TASK INSTRUCTIONS:
Among the lines of the data, copy those that hold "instances".

Dataset excerpts:
___

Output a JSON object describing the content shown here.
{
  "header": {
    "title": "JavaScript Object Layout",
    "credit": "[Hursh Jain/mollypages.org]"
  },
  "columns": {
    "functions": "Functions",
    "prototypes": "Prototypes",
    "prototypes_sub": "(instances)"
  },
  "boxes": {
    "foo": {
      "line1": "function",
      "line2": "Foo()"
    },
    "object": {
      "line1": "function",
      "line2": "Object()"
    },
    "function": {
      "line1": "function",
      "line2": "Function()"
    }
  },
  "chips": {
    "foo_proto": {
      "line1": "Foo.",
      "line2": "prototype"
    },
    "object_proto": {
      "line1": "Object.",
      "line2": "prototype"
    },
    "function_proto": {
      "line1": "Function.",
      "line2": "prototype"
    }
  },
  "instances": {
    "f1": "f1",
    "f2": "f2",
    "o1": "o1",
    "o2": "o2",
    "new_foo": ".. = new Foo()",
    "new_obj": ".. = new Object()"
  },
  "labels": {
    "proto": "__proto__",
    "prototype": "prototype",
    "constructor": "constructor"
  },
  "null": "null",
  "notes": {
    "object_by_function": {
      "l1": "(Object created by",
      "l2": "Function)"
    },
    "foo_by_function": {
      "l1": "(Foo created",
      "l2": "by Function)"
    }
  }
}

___

WRITTEN ANSWER:
    "prototypes_sub": "(instances)"
  "instances": {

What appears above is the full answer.